● **Given data**:
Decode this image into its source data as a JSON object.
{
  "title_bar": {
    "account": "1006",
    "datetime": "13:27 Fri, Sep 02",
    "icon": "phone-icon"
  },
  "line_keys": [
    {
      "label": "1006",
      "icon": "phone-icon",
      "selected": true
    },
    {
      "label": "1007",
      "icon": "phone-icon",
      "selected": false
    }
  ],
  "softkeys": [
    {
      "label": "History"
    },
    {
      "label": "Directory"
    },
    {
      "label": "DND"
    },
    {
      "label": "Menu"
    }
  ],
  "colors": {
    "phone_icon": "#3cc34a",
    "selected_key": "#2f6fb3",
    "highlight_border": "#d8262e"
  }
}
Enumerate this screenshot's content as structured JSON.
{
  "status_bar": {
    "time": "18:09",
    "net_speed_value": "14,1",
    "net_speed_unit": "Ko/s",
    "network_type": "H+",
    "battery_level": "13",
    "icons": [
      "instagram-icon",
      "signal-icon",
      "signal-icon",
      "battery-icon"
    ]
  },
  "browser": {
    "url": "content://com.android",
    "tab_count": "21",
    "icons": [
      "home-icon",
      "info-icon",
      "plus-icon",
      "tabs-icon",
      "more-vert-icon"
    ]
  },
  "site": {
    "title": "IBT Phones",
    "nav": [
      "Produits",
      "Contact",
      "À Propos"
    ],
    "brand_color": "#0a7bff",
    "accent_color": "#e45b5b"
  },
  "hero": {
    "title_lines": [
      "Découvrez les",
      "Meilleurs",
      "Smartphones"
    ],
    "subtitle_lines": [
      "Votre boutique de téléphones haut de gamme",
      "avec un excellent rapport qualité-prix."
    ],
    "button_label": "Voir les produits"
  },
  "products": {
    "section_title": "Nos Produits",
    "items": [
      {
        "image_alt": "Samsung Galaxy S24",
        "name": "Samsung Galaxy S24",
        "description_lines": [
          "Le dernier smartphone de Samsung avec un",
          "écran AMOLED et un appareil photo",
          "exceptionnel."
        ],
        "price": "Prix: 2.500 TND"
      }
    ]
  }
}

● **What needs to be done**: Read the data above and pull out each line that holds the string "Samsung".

● **Your response**:
        "image_alt": "Samsung Galaxy S24",
        "name": "Samsung Galaxy S24",
          "Le dernier smartphone de Samsung avec un",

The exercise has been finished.